Lock Manager Differences Explained

Work in Progress


  • uses Java intrinsic locks, i.e. ’synchronized’. this might not perform that well on multiprocessor machines
  • uses Thread.sleep() and Thread.interrupt() to wait for locks. this involves context switches which can be expensive
  • keeps global graph or all locks to detect deadlocks. this is a shared data structure that needs to be updated on every lock operation, so again synchronization overhead
  • creates lock clients for every new started transaction

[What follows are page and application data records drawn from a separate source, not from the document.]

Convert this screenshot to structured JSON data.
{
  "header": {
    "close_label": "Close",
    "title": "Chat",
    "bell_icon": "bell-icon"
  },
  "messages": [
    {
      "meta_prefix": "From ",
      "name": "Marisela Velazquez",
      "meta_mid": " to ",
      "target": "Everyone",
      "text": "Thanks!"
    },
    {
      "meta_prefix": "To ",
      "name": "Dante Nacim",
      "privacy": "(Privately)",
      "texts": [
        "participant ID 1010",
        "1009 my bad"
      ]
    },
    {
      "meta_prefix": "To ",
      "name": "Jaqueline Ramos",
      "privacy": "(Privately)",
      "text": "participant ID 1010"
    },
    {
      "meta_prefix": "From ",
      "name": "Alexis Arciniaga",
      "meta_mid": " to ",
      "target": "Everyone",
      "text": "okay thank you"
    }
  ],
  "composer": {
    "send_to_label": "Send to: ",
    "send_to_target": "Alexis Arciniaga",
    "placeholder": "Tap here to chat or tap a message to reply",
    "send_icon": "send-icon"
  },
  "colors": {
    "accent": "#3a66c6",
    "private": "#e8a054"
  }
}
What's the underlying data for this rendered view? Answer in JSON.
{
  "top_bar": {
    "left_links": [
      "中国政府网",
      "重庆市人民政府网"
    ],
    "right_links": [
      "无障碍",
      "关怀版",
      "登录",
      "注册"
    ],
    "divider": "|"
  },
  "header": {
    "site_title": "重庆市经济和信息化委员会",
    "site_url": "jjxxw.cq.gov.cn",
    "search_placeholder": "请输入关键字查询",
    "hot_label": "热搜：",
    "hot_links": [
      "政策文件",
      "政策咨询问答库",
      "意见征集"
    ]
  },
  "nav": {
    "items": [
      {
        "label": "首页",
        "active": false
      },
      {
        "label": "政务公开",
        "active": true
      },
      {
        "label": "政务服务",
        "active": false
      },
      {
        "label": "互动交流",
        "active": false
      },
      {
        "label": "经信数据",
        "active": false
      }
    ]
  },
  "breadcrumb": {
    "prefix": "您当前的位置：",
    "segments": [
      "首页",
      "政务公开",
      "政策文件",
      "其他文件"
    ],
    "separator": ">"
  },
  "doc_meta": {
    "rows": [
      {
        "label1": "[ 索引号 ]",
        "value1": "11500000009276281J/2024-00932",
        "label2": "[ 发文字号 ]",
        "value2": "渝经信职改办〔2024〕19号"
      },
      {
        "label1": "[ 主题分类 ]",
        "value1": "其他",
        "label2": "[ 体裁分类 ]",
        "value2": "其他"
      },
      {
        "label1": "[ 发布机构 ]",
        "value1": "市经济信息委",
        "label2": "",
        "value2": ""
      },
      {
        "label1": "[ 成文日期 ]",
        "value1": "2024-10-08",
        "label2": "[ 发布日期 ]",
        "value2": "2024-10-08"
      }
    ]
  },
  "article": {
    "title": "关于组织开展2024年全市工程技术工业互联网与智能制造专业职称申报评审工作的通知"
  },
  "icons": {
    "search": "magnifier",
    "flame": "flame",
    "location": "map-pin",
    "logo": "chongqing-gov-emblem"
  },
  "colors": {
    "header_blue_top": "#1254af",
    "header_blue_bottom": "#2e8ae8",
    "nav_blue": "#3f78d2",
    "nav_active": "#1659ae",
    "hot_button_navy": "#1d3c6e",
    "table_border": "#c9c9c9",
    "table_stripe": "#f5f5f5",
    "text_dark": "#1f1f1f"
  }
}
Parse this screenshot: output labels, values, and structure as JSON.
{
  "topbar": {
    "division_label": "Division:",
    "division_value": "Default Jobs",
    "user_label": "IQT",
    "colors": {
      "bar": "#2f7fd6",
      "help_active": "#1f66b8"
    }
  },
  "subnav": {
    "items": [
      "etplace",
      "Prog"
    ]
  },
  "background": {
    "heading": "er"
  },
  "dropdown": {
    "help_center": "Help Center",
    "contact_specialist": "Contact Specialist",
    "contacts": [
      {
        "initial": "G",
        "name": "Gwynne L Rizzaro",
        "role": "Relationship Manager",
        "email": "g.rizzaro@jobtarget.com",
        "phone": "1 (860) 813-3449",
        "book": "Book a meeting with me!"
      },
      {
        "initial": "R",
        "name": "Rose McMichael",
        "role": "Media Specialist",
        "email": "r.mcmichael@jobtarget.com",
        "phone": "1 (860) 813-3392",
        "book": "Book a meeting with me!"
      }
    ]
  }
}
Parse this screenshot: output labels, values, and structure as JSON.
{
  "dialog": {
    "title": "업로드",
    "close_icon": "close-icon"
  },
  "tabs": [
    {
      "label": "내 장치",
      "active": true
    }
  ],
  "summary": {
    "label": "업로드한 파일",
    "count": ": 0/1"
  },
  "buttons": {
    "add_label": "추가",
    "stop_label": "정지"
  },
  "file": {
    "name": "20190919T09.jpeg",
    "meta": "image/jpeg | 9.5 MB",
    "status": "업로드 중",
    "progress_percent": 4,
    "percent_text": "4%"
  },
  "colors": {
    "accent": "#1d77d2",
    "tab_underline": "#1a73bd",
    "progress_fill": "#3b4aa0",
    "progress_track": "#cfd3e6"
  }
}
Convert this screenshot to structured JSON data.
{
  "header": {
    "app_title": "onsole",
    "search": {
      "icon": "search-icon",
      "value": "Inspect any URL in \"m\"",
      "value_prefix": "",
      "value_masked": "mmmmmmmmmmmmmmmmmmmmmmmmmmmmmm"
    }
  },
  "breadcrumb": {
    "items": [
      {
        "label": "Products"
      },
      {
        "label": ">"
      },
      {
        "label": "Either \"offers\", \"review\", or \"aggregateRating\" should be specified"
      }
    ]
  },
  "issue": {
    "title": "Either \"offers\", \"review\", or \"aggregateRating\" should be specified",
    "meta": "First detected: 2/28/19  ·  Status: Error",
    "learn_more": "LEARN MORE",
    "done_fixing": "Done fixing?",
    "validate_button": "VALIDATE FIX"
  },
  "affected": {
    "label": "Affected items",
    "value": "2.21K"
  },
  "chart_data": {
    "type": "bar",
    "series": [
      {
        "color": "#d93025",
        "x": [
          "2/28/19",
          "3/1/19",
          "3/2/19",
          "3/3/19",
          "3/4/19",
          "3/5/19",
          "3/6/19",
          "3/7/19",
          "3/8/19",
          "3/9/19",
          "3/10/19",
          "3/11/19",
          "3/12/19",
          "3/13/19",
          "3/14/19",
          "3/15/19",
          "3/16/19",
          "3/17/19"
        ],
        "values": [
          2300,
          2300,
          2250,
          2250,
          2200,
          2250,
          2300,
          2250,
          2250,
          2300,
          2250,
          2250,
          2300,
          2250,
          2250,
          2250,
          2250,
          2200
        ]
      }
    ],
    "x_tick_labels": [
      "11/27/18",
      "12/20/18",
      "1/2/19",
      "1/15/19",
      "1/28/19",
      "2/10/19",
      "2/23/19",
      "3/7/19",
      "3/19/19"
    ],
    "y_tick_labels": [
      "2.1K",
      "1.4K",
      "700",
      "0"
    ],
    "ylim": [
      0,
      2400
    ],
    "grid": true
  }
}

  • uses compare-and-set instructions (AtomicInteger, AtomicLong) and concurrent non-blocking data structures (ConcurrentHashMap) instead of synchronization. they should give better scaling
  • uses a combination of busy-waits and Thread.sleep() to wait for locks. this should theoretically give less context switches
  • has no global resource to detect deadlocks. each lock client has a local unsynchronized bit-set for deadlock detection. so there is no global shared resource to update
  • pools lock clients so newly created transactions can just take them from a thread-local storage
  • bit-set used for deadlock detection is not synchronized but is updated and read from different threads. this racy access is on purpose for performance but it leads to false-positive deadlocks

Generally speaking you should not need to change the default lock_manager but to do so would require you to editing the $NEO4J_HOME/conf/neo4j.conf (3.x) or $NEO4J_HOME/conf/neo4j.properties (2.x) and include


and then restart Neo4j. ”’

  • Last Modified: 2020-10-22 22:13:22 UTC by Dana Canzano.
  • Relevant for Neo4j Versions: 2.3, 3.0.
  • Relevant keywords lock,performance.